People who have limited English proficiency were less likely to have a bystander come to their aid with CPR, faced a greater delay in receiving CPR because dispatchers took longer to recognize the need, and were less likely to survive.
The findings stem from an analysis of data on 906 confirmed cases of cardiac arrest, or the abrupt stoppage of the heart, that occurred away from hospital settings in Kings County, Wash., between June 1, 2004, and October 31, 2007.
About 6 percent of 911 callers had limited English, according to the research, which was to be presented Friday at the American Heart Association's 10th Scientific Forum on Quality of Care and Outcomes Research in Cardiovascular Disease and Stroke in Washington, D.C.
Among the findings:
- About 50 percent of those with limited English received help from a bystander, compared with 73 percent of those fluent in English.
- It took dispatchers an average of 79 seconds to recognize a need for CPR when the caller had limited English, compared with 46 seconds for those fluent in English.
- Among callers attempting CPR with dispatcher instructions, the interval from receiving the call to initiating CPR was 246 seconds for those with limited English and 164 seconds for English-fluent callers.
The delays translated into a lower survival rate, the study found. Just 4 percent of those with limited English survived and were discharged from the hospital, compared with 14 percent of fluent English speakers.

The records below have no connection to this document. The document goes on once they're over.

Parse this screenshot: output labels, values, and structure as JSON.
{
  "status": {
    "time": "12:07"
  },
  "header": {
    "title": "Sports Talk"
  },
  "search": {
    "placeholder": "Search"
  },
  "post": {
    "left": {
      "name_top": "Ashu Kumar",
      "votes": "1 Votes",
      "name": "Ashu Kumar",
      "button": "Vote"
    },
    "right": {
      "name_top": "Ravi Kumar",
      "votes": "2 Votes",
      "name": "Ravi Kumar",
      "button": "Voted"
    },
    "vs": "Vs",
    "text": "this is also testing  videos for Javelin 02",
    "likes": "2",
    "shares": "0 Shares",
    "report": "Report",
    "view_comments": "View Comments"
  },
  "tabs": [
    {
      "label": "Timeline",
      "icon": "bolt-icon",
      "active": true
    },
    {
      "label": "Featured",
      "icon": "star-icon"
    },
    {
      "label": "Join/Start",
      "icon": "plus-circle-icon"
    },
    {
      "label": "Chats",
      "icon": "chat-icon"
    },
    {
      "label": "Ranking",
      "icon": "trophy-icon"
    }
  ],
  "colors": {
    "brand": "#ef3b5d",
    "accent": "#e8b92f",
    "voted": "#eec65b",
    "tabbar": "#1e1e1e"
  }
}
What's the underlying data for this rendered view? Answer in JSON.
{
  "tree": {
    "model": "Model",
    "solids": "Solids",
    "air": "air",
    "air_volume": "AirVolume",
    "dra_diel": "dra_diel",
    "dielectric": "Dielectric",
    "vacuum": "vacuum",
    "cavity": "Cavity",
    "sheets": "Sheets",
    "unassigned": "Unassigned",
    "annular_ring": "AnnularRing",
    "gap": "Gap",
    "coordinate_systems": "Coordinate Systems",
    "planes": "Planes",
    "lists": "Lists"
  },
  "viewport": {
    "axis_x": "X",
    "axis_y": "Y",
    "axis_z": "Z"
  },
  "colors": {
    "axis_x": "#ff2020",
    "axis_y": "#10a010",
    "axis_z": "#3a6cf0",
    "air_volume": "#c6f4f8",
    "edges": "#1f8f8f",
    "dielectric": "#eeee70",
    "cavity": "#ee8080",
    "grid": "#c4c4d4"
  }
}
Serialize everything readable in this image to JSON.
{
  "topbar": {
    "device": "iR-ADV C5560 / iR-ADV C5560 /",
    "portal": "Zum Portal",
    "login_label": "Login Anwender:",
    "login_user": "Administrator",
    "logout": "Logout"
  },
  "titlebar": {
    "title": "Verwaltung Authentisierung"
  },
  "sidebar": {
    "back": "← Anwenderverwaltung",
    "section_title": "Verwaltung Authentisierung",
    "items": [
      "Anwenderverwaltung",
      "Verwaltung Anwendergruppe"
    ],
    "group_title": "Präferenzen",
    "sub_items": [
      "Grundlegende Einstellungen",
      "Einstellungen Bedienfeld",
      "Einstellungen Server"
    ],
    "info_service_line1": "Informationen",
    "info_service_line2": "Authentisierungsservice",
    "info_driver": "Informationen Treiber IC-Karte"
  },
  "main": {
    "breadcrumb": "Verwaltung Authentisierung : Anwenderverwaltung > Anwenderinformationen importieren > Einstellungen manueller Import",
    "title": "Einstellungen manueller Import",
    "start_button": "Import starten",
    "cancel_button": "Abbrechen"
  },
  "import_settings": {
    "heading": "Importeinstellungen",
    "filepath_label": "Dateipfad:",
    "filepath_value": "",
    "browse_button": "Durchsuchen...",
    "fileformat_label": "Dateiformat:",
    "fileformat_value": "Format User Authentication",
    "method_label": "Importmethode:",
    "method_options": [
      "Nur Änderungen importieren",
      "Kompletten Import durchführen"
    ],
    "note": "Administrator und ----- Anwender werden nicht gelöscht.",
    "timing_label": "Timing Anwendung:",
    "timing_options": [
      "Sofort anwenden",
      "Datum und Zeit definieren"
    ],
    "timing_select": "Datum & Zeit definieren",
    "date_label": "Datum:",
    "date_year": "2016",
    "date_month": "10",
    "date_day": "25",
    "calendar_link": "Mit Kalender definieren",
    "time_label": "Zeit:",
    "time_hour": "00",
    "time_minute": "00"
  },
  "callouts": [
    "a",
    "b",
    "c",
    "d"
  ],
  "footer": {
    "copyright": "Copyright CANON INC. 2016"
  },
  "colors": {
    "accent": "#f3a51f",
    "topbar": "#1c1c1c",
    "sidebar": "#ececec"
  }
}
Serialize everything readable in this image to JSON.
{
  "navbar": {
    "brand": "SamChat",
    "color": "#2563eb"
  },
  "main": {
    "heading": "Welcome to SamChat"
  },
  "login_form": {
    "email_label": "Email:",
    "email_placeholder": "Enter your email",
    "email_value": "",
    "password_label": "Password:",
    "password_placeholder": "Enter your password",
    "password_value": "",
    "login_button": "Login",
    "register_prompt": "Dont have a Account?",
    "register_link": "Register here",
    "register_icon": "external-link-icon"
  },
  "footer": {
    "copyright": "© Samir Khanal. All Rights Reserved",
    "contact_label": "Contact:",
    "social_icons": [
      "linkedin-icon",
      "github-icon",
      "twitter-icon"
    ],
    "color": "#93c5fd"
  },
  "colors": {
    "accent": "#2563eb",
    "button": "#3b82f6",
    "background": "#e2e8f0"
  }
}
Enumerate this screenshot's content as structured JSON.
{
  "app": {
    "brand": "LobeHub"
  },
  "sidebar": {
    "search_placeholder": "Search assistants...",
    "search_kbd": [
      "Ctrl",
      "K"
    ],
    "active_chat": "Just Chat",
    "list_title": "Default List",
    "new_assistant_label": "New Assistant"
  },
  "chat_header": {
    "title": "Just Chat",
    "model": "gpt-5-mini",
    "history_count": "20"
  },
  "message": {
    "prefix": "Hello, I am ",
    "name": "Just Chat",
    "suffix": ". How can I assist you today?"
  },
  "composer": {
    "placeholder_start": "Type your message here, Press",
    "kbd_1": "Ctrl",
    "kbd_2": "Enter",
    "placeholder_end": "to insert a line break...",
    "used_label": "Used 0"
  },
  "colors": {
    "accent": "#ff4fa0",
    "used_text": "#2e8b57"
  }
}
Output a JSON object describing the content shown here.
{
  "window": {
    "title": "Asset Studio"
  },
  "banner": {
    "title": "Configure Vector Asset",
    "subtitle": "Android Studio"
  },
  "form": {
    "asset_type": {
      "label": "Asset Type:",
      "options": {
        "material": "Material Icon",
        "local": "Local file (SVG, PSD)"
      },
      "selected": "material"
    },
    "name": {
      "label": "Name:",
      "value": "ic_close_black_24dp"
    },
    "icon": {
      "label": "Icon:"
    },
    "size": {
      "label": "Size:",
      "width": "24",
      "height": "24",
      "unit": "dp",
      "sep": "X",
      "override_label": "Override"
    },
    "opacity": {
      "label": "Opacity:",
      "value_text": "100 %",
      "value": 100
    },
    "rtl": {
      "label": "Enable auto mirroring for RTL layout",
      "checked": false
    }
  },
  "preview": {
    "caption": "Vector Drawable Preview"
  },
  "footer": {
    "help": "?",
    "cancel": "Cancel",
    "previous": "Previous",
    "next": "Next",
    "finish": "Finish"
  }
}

The American Heart Association has more on cardiac arrest and CPR.